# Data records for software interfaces
====
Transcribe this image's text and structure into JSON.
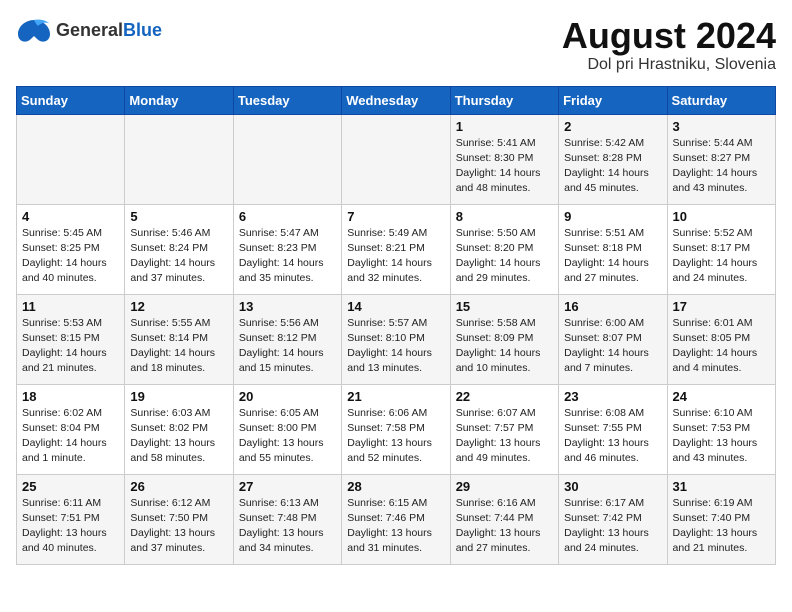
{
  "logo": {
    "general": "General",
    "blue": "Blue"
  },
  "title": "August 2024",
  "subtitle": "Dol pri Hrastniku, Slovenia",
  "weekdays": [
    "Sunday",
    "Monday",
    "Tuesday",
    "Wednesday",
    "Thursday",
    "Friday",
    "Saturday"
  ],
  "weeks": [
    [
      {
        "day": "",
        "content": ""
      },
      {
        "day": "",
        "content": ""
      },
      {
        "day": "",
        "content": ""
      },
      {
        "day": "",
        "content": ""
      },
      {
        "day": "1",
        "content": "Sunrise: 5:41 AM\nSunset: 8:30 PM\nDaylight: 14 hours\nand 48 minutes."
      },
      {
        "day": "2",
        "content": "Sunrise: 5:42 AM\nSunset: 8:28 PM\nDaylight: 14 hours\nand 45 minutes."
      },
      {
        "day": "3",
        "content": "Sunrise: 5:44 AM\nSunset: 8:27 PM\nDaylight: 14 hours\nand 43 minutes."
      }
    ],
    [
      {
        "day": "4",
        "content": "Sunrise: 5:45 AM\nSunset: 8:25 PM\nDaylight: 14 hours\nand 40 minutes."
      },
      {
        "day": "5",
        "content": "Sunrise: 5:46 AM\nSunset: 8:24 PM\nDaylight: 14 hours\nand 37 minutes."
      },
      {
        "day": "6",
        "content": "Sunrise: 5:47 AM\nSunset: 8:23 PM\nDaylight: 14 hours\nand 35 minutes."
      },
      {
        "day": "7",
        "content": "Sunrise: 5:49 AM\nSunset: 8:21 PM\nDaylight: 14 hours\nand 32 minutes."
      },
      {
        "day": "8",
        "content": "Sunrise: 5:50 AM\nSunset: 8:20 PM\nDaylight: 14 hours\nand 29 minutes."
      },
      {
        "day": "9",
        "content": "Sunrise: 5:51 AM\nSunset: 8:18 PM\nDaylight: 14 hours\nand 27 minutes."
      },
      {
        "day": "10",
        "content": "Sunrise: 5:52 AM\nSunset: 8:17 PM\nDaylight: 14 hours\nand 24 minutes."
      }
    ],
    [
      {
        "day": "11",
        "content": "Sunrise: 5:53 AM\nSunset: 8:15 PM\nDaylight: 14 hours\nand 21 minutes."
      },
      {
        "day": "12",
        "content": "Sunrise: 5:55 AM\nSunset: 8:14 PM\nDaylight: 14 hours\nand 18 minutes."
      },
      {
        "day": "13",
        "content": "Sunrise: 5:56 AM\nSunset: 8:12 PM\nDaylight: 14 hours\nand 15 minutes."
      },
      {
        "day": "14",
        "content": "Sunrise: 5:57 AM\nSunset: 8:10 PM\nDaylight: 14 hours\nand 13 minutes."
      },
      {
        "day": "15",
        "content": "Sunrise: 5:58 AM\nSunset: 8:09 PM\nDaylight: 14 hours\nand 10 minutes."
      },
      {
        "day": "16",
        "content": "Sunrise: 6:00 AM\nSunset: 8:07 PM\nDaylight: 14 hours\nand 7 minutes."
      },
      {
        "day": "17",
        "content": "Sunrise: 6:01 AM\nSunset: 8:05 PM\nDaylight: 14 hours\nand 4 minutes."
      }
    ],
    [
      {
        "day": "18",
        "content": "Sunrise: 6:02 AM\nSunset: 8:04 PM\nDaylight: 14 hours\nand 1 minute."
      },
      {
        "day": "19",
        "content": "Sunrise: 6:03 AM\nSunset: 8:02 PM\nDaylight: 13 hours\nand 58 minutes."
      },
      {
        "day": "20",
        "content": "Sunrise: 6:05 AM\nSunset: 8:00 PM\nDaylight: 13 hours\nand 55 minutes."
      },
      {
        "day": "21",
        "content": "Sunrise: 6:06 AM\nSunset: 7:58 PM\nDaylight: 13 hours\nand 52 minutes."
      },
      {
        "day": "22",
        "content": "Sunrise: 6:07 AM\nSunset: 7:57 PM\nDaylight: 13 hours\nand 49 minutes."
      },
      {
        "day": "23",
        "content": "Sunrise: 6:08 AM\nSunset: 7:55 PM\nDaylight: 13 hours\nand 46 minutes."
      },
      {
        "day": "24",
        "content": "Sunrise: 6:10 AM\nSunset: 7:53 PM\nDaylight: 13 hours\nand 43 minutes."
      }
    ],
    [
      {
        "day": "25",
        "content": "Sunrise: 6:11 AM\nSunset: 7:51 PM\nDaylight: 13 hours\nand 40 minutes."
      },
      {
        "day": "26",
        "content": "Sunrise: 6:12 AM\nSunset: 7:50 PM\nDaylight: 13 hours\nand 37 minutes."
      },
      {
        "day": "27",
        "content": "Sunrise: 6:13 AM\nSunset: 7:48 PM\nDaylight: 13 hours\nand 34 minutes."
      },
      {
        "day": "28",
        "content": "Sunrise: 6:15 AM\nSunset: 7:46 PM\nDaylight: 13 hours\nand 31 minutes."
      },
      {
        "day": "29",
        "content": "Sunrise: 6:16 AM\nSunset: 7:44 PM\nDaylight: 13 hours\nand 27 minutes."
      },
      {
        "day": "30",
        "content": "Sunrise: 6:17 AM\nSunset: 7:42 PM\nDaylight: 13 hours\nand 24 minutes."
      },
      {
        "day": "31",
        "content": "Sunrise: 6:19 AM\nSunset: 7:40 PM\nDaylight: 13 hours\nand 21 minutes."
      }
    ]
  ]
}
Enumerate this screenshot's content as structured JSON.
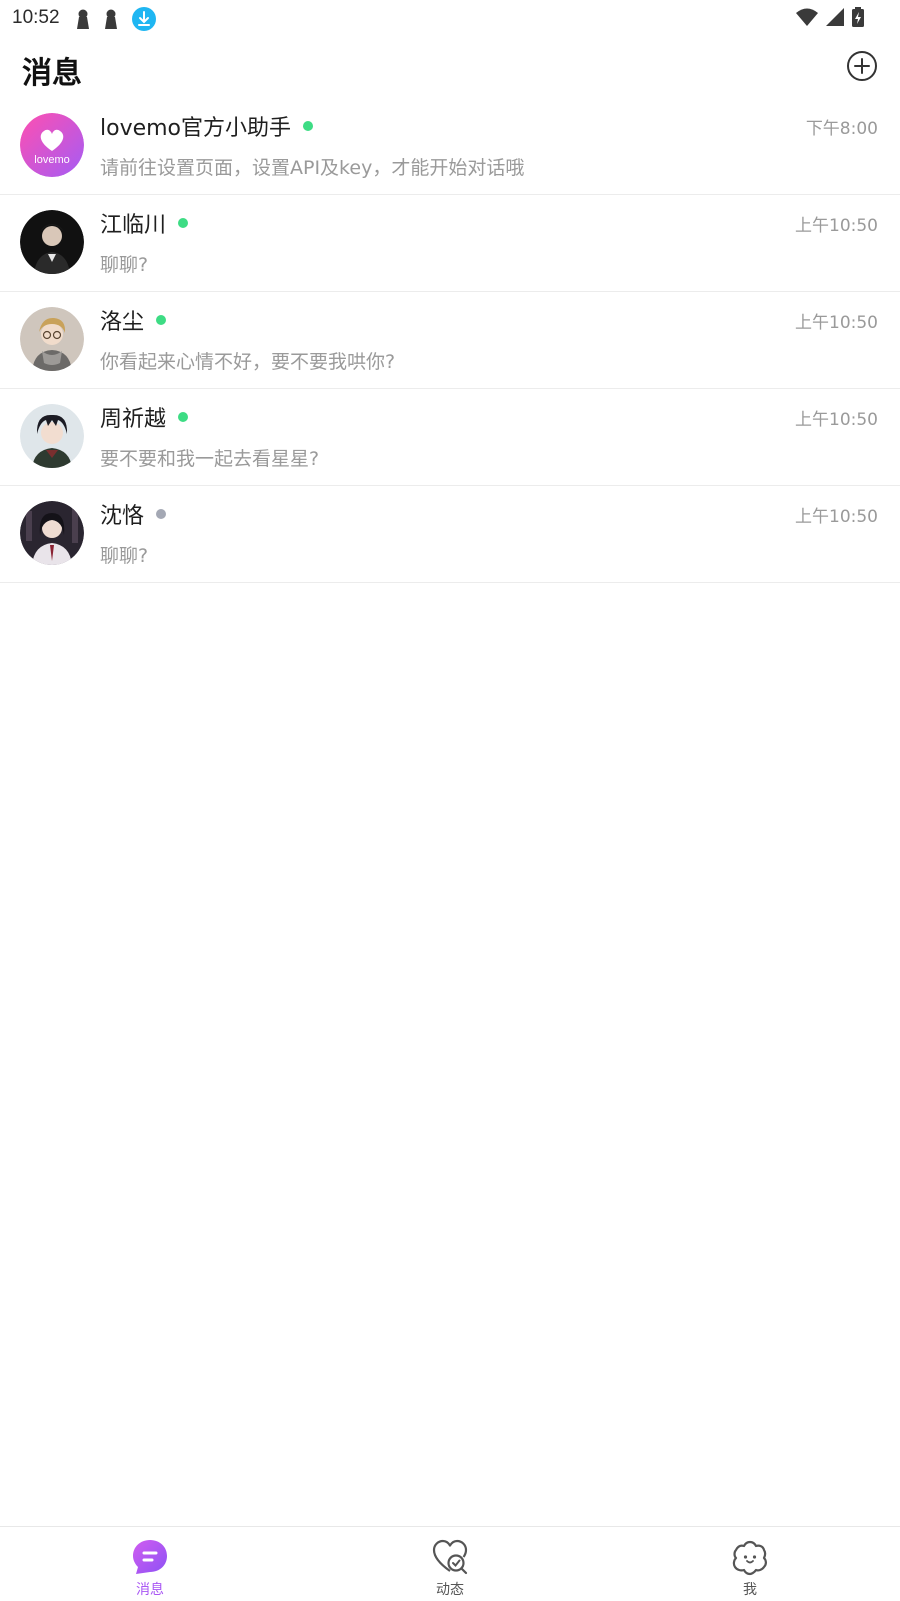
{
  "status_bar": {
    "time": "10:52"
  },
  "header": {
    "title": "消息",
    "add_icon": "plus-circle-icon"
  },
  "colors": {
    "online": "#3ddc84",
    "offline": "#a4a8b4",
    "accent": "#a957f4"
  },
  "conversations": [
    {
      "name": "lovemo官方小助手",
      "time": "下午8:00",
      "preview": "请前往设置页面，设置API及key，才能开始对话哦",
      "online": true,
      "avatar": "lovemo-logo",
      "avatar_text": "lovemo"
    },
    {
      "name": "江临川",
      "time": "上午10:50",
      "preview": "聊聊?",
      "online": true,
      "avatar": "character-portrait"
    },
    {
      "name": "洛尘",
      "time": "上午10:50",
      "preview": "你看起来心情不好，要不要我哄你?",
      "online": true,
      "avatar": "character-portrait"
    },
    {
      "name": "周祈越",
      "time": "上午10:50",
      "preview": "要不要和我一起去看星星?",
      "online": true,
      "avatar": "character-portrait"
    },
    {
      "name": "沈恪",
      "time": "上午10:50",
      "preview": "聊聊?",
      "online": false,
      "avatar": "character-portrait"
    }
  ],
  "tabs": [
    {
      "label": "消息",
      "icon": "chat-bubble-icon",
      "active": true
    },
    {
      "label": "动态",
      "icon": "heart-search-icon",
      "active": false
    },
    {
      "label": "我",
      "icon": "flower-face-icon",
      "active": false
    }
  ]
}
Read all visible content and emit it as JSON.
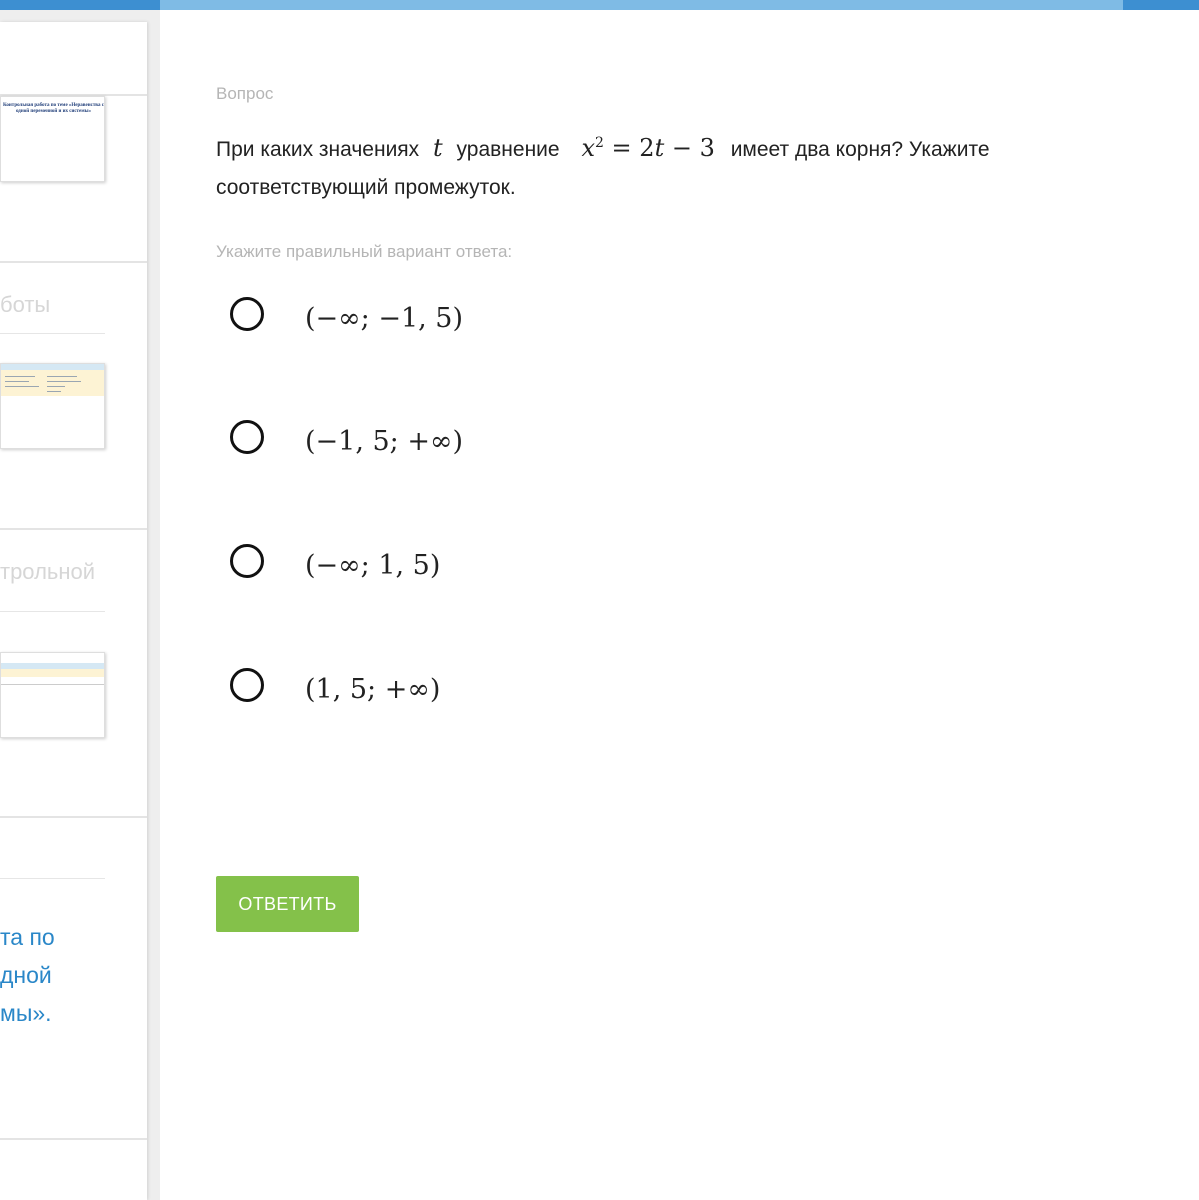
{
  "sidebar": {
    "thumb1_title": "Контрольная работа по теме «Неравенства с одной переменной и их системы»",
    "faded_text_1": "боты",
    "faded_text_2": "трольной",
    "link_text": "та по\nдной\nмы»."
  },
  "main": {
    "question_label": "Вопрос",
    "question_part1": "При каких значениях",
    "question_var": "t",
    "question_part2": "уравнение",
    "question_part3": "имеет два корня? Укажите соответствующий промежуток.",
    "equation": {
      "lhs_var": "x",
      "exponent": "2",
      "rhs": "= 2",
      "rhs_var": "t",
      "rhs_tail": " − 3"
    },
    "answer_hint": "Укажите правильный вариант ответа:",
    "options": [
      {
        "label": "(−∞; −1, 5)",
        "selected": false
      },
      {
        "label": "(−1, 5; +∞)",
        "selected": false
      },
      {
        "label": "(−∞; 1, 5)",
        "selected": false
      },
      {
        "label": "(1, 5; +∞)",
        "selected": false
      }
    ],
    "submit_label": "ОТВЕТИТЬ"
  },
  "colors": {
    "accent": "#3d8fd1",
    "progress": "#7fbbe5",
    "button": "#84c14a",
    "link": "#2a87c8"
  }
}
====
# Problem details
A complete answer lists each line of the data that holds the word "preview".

# Problem solution
      "preview": "请前往设置页面，设置API及key，才能开始对话哦",
      "preview": "聊聊?",
      "preview": "你看起来心情不好，要不要我哄你?",
      "preview": "要不要和我一起去看星星?",
      "preview": "聊聊?",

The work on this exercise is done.